The 11,500-word article entitled “Spygate to Deflategate: Inside what split the NFL and Patriots apart” alleges that head coach Bill Belichick and the Patriots engaged not only in the taping of opponents’ defensive signals – the 2007 “Spygate” controversy – but also in the real-time dissemination of that stolen information to their quarterbacks and other damning improprieties.

The story, written by Don Van Natta Jr. and Seth Wickersham, also points to the league’s assistance in destroying the Spygate evidence – and an alleged plea from Commissioner Roger Goodell to the NFL’s other owners to go along with it – as a reason why Goodell levied such a harsh punishment on Brady for “Deflategate.”

“The widespread perception that Goodell gave the Patriots a break on Spygate, followed by the NFL’s stonewalling of a potential congressional investigation into the matter, shaped owners’ expectations of what needed to be done by 345 Park Ave. on Deflategate,” reads the article, which ESPN says includes interviews with more than 90 people ranging from league owners to former Patriots players.

The Patriots released a statement soon after disparaging the report, calling the allegations “unfounded, unwarranted and, quite frankly, unbelievable.”

The statement, which can be read in full here, goes on to say “The New England Patriots are led by an owner whose well-documented efforts on league wide initiatives — from TV contracts to preventing a work stoppage — have earned him the reputation as one of the best in the NFL. For the past 16 years, the Patriots have been led by one of the league’s all-time greatest coaches and one of its all-time greatest quarterbacks. It is disappointing that some choose to believe in myths, conjecture and rumors rather than giving credit for the team’s successes to Coach Belichick, his staff and the players for their hard work, attention to detail, methodical weekly preparation, diligence and overall performance.”

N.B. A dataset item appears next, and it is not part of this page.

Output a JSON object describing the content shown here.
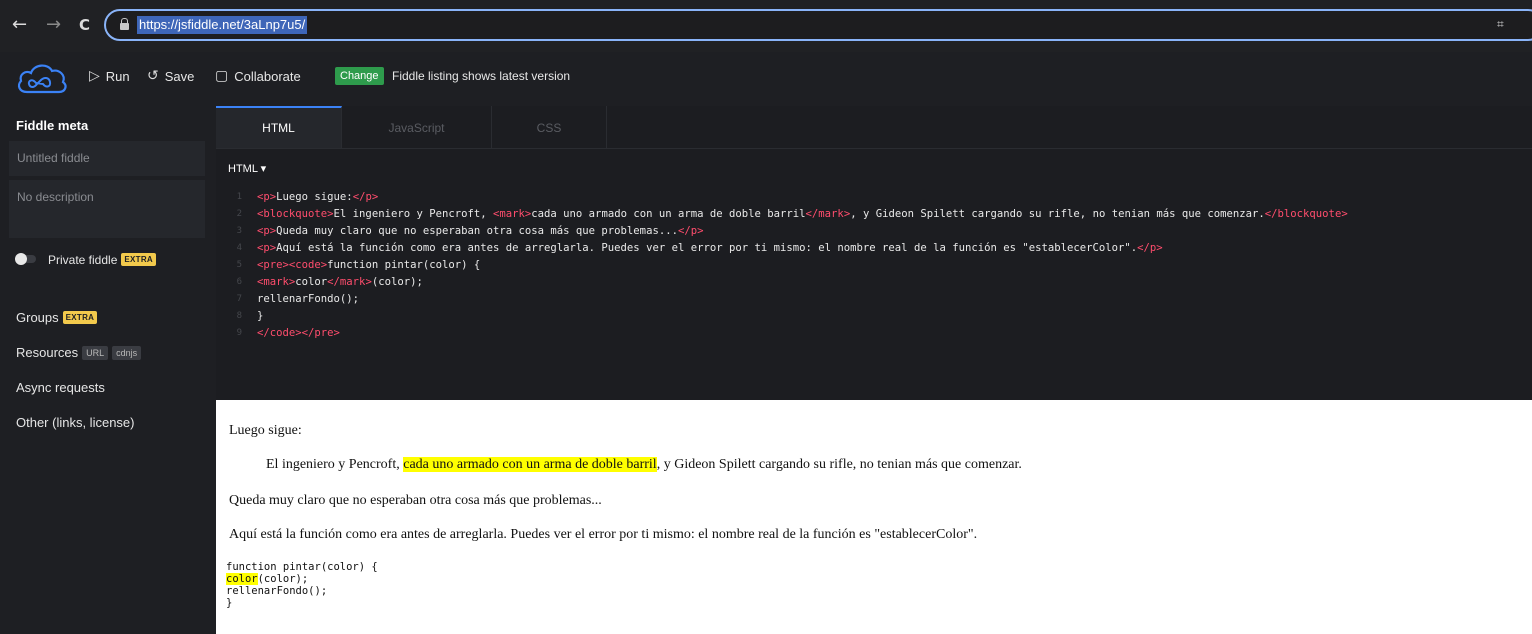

The league fined Belichick $5000,000, the Patriots $250,000, and the team lost its 2008 NFL Draft first-round pick as a result of Spygate. For last year’s ball-deflating controversy, Goodell fined the Patriots $1 million, took away two draft picks, and gave Brady his now-vacated four-game suspension.

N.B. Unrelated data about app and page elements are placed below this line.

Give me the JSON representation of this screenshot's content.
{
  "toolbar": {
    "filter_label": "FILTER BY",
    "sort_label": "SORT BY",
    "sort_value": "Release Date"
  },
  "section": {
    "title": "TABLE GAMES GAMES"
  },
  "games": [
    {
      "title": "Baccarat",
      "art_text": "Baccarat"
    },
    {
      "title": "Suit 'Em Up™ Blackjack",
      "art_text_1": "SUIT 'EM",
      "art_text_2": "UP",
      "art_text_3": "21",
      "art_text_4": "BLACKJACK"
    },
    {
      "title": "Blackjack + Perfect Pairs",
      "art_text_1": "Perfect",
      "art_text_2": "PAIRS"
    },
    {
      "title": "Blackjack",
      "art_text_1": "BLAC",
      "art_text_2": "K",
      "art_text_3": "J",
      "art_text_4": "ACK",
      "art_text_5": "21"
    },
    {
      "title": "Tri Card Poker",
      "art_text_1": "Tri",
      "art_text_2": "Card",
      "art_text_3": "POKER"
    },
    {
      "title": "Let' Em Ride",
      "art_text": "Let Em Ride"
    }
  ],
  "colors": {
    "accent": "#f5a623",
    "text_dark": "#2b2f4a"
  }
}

Goodell, on an ESPN radio show Tuesday morning, said there was no connection between disciplines handed down between the two “-gates.” He also said he is willing to alter the role he plays in determining league punishments, but would still want final say on all disciplinary procedures.

The defending Super Bowl champions open the season, with Brady at quarterback, Thursday night against the Pittsburgh Steelers.